● **ENTRIES SUPPLIED**:
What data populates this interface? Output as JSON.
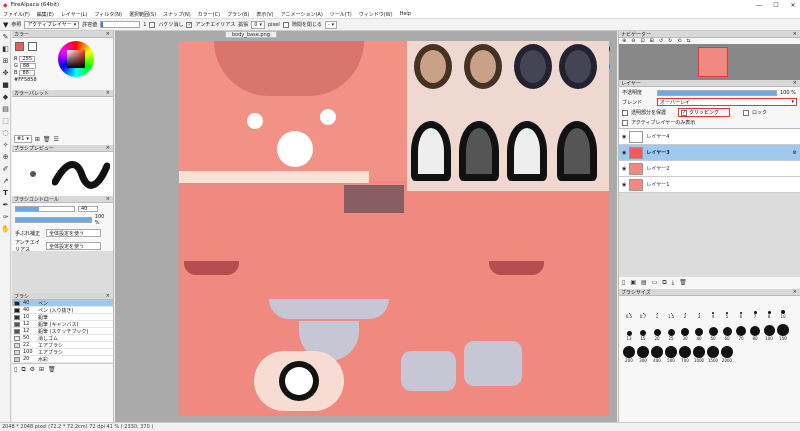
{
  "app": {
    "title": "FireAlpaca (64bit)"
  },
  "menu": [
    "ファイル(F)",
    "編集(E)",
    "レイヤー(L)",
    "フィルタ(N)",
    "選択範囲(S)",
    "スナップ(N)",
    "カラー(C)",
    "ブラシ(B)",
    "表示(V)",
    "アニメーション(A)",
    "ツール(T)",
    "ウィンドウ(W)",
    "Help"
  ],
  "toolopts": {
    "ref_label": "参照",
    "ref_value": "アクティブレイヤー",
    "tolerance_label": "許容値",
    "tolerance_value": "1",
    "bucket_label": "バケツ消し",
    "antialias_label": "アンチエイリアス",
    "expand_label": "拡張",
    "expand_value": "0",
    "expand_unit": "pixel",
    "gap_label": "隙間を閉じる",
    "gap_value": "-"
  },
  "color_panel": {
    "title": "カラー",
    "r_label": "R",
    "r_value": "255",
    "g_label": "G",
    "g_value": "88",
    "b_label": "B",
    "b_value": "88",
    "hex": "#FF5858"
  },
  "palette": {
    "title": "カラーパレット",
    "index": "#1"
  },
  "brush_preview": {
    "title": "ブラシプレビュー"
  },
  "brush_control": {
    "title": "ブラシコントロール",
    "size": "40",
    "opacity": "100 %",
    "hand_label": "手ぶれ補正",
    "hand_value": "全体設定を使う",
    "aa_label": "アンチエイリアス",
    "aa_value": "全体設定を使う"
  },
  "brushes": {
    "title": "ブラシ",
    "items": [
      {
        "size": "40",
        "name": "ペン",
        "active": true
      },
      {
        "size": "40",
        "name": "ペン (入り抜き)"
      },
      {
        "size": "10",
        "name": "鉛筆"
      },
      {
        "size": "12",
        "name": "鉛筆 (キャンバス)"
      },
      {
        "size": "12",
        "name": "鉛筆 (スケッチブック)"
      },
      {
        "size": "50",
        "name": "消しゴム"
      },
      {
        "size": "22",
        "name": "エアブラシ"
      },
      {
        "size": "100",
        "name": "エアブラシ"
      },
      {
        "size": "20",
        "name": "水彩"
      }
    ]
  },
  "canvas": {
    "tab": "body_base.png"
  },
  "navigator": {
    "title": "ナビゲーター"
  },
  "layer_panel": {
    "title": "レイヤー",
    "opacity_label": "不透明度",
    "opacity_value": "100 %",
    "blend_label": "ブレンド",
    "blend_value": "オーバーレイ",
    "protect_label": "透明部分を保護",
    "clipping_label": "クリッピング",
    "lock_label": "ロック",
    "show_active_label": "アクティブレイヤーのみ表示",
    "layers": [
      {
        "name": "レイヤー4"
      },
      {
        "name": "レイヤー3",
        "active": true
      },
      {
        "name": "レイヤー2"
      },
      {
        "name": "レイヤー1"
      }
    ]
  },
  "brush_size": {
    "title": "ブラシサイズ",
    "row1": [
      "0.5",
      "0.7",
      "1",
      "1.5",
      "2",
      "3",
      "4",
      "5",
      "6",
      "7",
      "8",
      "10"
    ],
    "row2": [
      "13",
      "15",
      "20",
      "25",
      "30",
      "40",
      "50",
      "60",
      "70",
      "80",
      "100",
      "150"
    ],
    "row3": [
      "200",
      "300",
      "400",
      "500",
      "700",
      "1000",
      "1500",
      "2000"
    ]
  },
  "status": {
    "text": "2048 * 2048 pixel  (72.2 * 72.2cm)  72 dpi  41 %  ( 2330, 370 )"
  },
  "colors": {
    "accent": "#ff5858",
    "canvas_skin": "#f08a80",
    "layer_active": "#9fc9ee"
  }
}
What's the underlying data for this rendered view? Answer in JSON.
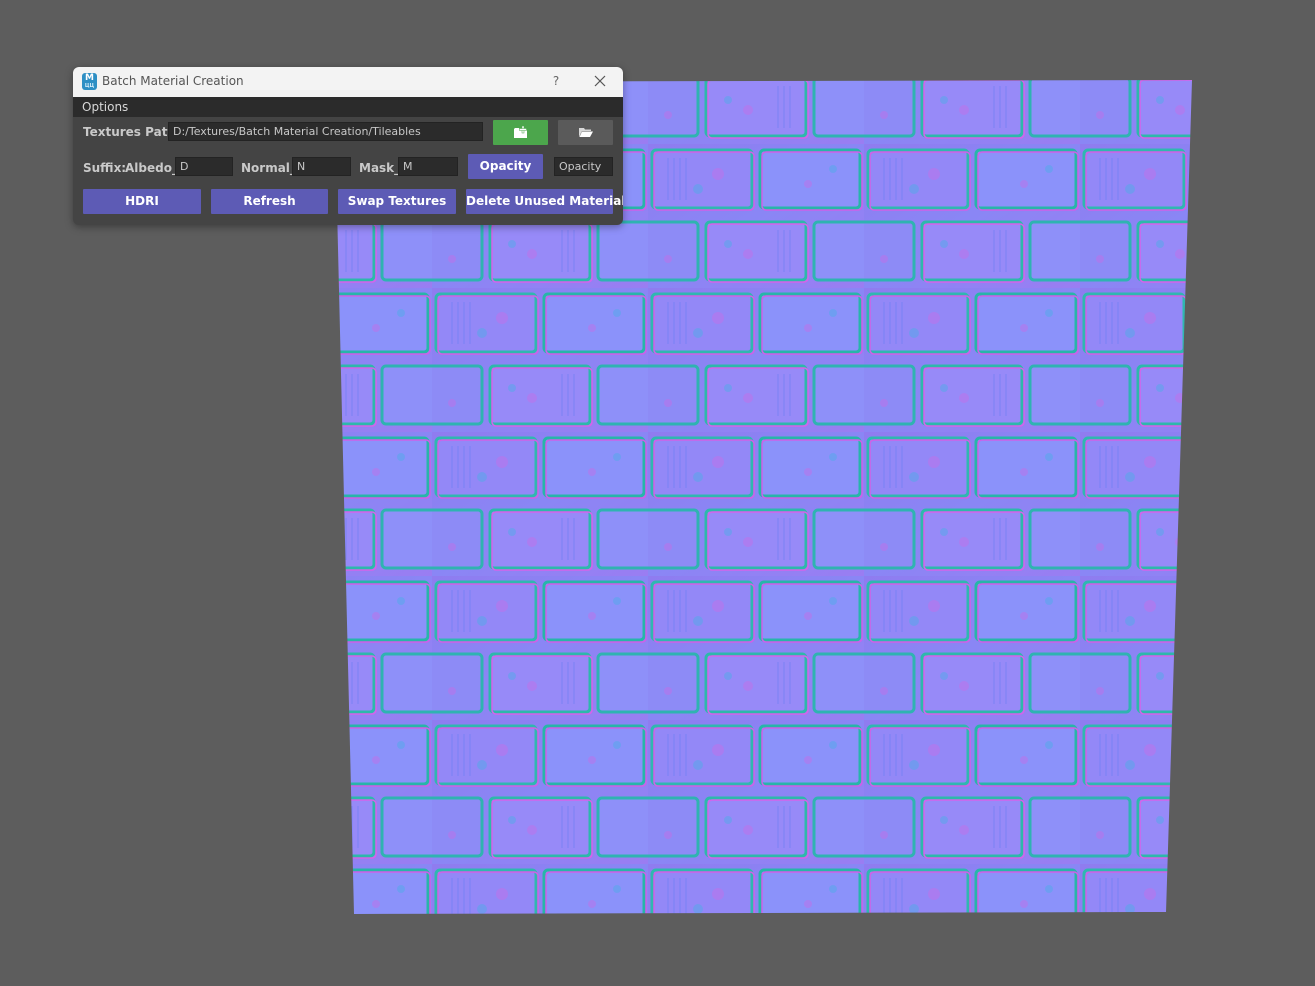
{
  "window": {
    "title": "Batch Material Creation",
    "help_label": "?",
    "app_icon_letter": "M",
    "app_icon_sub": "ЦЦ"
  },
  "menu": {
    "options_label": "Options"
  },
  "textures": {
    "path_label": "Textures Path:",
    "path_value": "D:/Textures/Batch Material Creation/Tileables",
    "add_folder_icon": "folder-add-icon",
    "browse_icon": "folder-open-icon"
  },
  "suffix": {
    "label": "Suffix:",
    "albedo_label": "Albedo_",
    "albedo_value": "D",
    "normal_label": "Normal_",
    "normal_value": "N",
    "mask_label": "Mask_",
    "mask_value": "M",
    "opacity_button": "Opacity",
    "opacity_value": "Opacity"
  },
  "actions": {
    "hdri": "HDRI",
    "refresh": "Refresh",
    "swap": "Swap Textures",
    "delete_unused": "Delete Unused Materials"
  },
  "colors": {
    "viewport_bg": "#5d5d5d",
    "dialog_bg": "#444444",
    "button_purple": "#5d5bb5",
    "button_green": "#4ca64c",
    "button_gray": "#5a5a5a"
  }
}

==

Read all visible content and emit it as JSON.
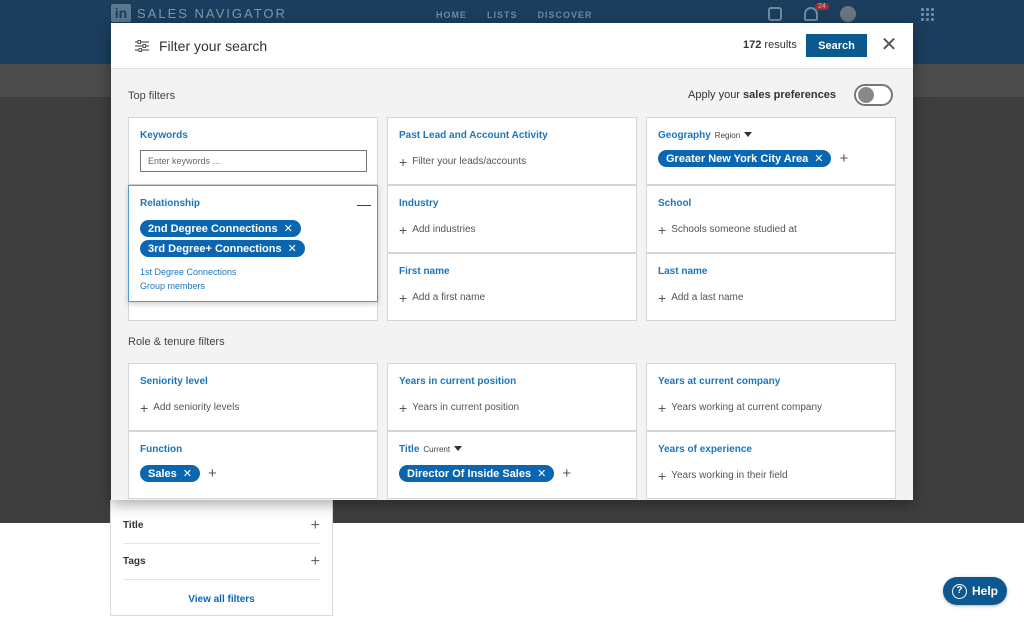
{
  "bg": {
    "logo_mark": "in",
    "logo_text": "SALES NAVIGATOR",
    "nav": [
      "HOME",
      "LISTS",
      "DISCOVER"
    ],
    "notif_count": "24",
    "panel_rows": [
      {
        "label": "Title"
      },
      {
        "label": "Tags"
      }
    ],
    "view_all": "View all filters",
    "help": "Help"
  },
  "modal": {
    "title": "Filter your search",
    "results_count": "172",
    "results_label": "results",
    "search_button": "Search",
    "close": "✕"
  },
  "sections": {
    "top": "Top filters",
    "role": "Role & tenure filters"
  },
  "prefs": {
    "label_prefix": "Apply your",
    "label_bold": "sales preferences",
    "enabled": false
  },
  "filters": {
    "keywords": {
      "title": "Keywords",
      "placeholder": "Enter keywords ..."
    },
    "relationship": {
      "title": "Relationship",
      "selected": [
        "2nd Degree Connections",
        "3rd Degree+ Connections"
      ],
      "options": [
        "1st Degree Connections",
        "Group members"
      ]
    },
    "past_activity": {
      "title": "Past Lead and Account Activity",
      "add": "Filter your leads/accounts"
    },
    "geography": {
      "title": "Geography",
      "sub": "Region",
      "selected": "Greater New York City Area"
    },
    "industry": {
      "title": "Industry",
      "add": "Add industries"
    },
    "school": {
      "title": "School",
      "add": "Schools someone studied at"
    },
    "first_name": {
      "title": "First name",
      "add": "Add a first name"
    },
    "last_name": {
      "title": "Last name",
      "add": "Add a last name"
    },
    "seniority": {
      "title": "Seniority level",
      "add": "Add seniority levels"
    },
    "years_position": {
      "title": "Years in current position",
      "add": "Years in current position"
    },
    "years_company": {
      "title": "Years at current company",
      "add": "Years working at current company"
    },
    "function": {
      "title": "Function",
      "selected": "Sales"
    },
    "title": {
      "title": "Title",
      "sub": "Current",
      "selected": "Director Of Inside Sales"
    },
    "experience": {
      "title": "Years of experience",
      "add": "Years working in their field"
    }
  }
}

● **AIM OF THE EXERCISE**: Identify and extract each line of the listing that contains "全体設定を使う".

● **EXPECTED OUTPUT**:
    "hand_value": "全体設定を使う",
    "aa_value": "全体設定を使う"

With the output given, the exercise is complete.